TASK BRIEF:
The reply should consist of the full listing, written out exactly.

PROVIDED RECORDS:
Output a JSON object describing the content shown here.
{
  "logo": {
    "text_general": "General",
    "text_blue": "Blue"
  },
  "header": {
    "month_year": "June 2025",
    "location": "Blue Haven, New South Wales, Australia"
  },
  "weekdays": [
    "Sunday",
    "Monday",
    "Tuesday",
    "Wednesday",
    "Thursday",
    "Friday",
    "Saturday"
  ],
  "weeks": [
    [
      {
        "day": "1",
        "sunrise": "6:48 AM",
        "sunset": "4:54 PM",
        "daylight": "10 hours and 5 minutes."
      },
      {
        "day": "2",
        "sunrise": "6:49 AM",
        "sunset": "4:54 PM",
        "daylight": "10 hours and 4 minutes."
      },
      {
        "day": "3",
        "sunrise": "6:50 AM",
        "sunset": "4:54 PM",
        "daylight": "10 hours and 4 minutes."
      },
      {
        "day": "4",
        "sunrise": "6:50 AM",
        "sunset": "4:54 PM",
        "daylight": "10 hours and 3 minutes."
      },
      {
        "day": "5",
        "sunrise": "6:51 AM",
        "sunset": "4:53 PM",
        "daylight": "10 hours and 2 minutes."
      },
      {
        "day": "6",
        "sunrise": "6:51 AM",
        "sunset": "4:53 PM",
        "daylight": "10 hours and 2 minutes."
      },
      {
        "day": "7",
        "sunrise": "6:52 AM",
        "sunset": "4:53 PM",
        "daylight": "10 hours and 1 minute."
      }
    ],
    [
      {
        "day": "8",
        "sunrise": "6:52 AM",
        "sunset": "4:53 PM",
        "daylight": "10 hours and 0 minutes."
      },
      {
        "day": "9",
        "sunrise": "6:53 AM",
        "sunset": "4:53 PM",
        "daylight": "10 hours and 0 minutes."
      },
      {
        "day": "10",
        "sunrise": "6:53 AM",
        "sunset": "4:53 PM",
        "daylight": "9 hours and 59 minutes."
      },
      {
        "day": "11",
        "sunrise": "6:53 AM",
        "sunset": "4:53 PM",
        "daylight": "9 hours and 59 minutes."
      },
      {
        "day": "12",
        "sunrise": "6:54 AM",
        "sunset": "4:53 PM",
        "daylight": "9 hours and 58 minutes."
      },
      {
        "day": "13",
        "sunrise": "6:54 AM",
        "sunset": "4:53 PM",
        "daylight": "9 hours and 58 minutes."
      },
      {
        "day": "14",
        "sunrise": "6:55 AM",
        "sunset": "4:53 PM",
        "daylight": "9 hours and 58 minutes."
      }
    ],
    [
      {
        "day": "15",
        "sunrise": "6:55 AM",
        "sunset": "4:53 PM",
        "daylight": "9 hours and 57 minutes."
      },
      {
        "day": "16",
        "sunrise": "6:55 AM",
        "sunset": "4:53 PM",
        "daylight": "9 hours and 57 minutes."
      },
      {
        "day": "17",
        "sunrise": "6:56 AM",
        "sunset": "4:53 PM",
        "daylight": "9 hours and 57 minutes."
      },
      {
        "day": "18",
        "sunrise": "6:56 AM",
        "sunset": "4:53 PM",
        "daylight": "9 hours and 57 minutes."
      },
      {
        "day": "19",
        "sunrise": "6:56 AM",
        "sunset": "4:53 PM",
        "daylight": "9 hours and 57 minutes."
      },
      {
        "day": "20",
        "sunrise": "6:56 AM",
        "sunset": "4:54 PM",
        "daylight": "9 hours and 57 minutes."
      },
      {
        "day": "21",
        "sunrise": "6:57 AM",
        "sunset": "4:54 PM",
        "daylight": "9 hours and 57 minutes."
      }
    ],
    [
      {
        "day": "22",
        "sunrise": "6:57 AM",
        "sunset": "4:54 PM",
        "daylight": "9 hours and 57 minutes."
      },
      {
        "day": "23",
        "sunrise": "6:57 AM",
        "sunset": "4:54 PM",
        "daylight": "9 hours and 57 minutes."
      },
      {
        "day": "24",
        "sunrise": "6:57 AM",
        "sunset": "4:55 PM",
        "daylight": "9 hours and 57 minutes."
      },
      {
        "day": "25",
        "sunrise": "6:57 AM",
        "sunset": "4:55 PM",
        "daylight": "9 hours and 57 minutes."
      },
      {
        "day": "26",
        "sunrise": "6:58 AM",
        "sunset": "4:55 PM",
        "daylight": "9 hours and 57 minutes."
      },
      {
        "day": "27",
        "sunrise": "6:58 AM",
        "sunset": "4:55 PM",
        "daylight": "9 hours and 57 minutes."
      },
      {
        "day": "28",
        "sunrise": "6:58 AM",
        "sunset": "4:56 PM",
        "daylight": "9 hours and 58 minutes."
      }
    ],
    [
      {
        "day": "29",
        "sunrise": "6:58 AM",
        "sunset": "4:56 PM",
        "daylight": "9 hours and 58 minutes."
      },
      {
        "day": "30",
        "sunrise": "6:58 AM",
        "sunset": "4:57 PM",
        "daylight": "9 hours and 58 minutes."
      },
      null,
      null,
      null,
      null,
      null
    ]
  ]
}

SOLUTION TO THIS EXERCISE:
Output a JSON object describing the content shown here.
{
  "logo": {
    "text_general": "General",
    "text_blue": "Blue"
  },
  "header": {
    "month_year": "June 2025",
    "location": "Blue Haven, New South Wales, Australia"
  },
  "weekdays": [
    "Sunday",
    "Monday",
    "Tuesday",
    "Wednesday",
    "Thursday",
    "Friday",
    "Saturday"
  ],
  "weeks": [
    [
      {
        "day": "1",
        "sunrise": "6:48 AM",
        "sunset": "4:54 PM",
        "daylight": "10 hours and 5 minutes."
      },
      {
        "day": "2",
        "sunrise": "6:49 AM",
        "sunset": "4:54 PM",
        "daylight": "10 hours and 4 minutes."
      },
      {
        "day": "3",
        "sunrise": "6:50 AM",
        "sunset": "4:54 PM",
        "daylight": "10 hours and 4 minutes."
      },
      {
        "day": "4",
        "sunrise": "6:50 AM",
        "sunset": "4:54 PM",
        "daylight": "10 hours and 3 minutes."
      },
      {
        "day": "5",
        "sunrise": "6:51 AM",
        "sunset": "4:53 PM",
        "daylight": "10 hours and 2 minutes."
      },
      {
        "day": "6",
        "sunrise": "6:51 AM",
        "sunset": "4:53 PM",
        "daylight": "10 hours and 2 minutes."
      },
      {
        "day": "7",
        "sunrise": "6:52 AM",
        "sunset": "4:53 PM",
        "daylight": "10 hours and 1 minute."
      }
    ],
    [
      {
        "day": "8",
        "sunrise": "6:52 AM",
        "sunset": "4:53 PM",
        "daylight": "10 hours and 0 minutes."
      },
      {
        "day": "9",
        "sunrise": "6:53 AM",
        "sunset": "4:53 PM",
        "daylight": "10 hours and 0 minutes."
      },
      {
        "day": "10",
        "sunrise": "6:53 AM",
        "sunset": "4:53 PM",
        "daylight": "9 hours and 59 minutes."
      },
      {
        "day": "11",
        "sunrise": "6:53 AM",
        "sunset": "4:53 PM",
        "daylight": "9 hours and 59 minutes."
      },
      {
        "day": "12",
        "sunrise": "6:54 AM",
        "sunset": "4:53 PM",
        "daylight": "9 hours and 58 minutes."
      },
      {
        "day": "13",
        "sunrise": "6:54 AM",
        "sunset": "4:53 PM",
        "daylight": "9 hours and 58 minutes."
      },
      {
        "day": "14",
        "sunrise": "6:55 AM",
        "sunset": "4:53 PM",
        "daylight": "9 hours and 58 minutes."
      }
    ],
    [
      {
        "day": "15",
        "sunrise": "6:55 AM",
        "sunset": "4:53 PM",
        "daylight": "9 hours and 57 minutes."
      },
      {
        "day": "16",
        "sunrise": "6:55 AM",
        "sunset": "4:53 PM",
        "daylight": "9 hours and 57 minutes."
      },
      {
        "day": "17",
        "sunrise": "6:56 AM",
        "sunset": "4:53 PM",
        "daylight": "9 hours and 57 minutes."
      },
      {
        "day": "18",
        "sunrise": "6:56 AM",
        "sunset": "4:53 PM",
        "daylight": "9 hours and 57 minutes."
      },
      {
        "day": "19",
        "sunrise": "6:56 AM",
        "sunset": "4:53 PM",
        "daylight": "9 hours and 57 minutes."
      },
      {
        "day": "20",
        "sunrise": "6:56 AM",
        "sunset": "4:54 PM",
        "daylight": "9 hours and 57 minutes."
      },
      {
        "day": "21",
        "sunrise": "6:57 AM",
        "sunset": "4:54 PM",
        "daylight": "9 hours and 57 minutes."
      }
    ],
    [
      {
        "day": "22",
        "sunrise": "6:57 AM",
        "sunset": "4:54 PM",
        "daylight": "9 hours and 57 minutes."
      },
      {
        "day": "23",
        "sunrise": "6:57 AM",
        "sunset": "4:54 PM",
        "daylight": "9 hours and 57 minutes."
      },
      {
        "day": "24",
        "sunrise": "6:57 AM",
        "sunset": "4:55 PM",
        "daylight": "9 hours and 57 minutes."
      },
      {
        "day": "25",
        "sunrise": "6:57 AM",
        "sunset": "4:55 PM",
        "daylight": "9 hours and 57 minutes."
      },
      {
        "day": "26",
        "sunrise": "6:58 AM",
        "sunset": "4:55 PM",
        "daylight": "9 hours and 57 minutes."
      },
      {
        "day": "27",
        "sunrise": "6:58 AM",
        "sunset": "4:55 PM",
        "daylight": "9 hours and 57 minutes."
      },
      {
        "day": "28",
        "sunrise": "6:58 AM",
        "sunset": "4:56 PM",
        "daylight": "9 hours and 58 minutes."
      }
    ],
    [
      {
        "day": "29",
        "sunrise": "6:58 AM",
        "sunset": "4:56 PM",
        "daylight": "9 hours and 58 minutes."
      },
      {
        "day": "30",
        "sunrise": "6:58 AM",
        "sunset": "4:57 PM",
        "daylight": "9 hours and 58 minutes."
      },
      null,
      null,
      null,
      null,
      null
    ]
  ]
}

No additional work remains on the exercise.